Brand-conscious child..? Who is to blame?

While I was browsing through one of my favorites virtual newspaper, I stumbled upon a very interesting article; “Are you raising a brand-conscious child?” The article’s name sort of made me ponder; am I doing this to my daughter? Hhhmmmm..
Are you raising a brand-conscious child?
Psychologist from HELP University; Alex Lui expounded that parents lead by example. Parents are the role models to inculcate right values hence if we tend to exhibit high tendency with branded item, don’t expect your child to differ. Apparently if we unconsciously became materialistic by working late hours to make more money, children will think that money is more than everything.
However, if we chose to bond with our children by spending valuable time with them, we have the ability to instill positive self-concept virtues. Children would feel much more confident because they know that they are loved and cared-for. (No wonder when I was in school, I do have friends who are constantly business minded, stingy and brand-conscious. On the other hand, some were also so humble & down-to-earth even though they’re so rich or just mediocre earned-people; it’s all about self-value).
I kinda like this paragraph:-
 “If you still think that money is the most important thing, that your car reflects your status, you can't expect your child not to have the same values. That's the hardest part for parents. They want their children to change but they themselves find it very difficult to change.
If you are not sure your kids will still love you if you say no, obviously, there's something wrong with the relationship. Being able to say no and not being afraid that the kids will not love you or will hate you is something that parents need to develop.”
The psychologist advocates parents to spend more time with children. It is very important for parents to work in order to provide but when we decline the idea of bonding, children turn to friends as a source of human connection. Thus, the friends have more influences on them and that becomes the beginning of peer pressure; trying to impress friends.

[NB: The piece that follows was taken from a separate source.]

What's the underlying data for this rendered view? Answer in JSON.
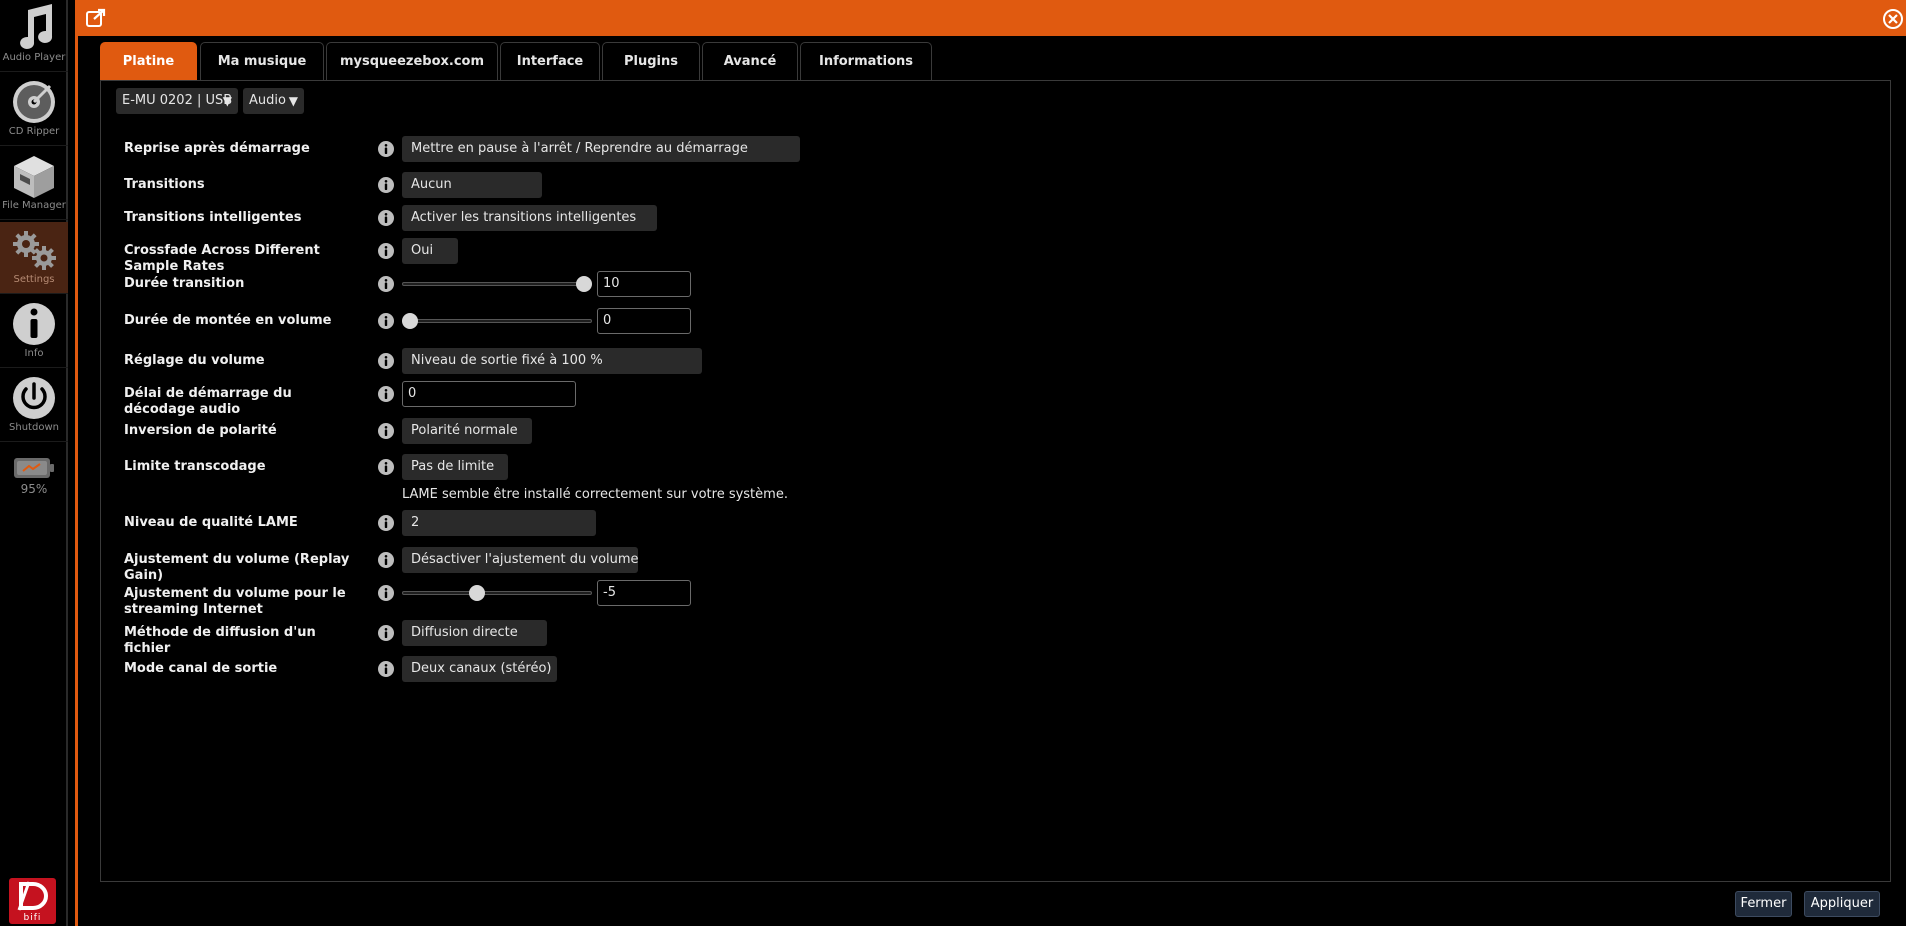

To be frank, I’m clueless in raising my daughter. I want to instill many virtues and +ve values in her but these virtues must begin from me. I don’t earn much hence I don’t think it is wise to teach her in buying expensive clothes, toys and foods. Change must start with me. if I want her to like reading, I must exhibit the culture. If I want her to recite Al-Quran, I must recite with her. If I want her to pray 5x daily, I must ensure I complete my prayers everyday.
Now I know what it feels like to be in my parents shoes….  It’s tough! *sigh*

No comments:

Post a Comment